--- DATA RECORDS ---
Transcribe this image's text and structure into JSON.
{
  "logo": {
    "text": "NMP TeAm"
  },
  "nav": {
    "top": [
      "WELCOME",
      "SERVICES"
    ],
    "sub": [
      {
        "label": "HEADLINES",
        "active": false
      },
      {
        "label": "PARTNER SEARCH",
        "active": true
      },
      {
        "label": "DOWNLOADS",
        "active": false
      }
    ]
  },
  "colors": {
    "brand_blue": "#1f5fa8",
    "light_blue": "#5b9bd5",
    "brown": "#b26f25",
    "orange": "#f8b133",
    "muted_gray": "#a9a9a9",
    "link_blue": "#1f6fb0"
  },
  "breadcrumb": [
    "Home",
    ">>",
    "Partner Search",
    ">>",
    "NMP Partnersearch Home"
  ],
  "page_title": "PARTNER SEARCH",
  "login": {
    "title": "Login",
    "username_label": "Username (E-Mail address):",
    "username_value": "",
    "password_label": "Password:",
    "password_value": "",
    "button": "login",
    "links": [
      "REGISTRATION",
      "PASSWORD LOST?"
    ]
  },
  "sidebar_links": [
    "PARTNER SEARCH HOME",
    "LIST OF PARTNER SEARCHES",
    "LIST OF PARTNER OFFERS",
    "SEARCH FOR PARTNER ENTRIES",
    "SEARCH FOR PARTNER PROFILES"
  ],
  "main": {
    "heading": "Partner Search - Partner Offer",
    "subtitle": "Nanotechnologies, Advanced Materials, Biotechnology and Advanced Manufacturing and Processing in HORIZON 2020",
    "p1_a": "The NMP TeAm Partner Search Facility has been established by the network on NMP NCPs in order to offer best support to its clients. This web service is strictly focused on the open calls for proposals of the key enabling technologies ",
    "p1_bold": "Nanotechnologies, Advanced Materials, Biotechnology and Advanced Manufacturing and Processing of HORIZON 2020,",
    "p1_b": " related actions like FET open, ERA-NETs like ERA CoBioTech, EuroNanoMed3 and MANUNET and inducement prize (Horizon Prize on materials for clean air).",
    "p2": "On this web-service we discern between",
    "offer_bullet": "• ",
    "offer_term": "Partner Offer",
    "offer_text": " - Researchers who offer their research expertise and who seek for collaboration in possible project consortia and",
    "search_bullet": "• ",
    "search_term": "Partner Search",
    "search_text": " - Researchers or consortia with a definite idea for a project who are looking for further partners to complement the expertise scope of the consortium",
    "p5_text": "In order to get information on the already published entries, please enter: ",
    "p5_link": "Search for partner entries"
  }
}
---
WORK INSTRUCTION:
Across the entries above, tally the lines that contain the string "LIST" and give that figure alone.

WRITTEN REPLY:
2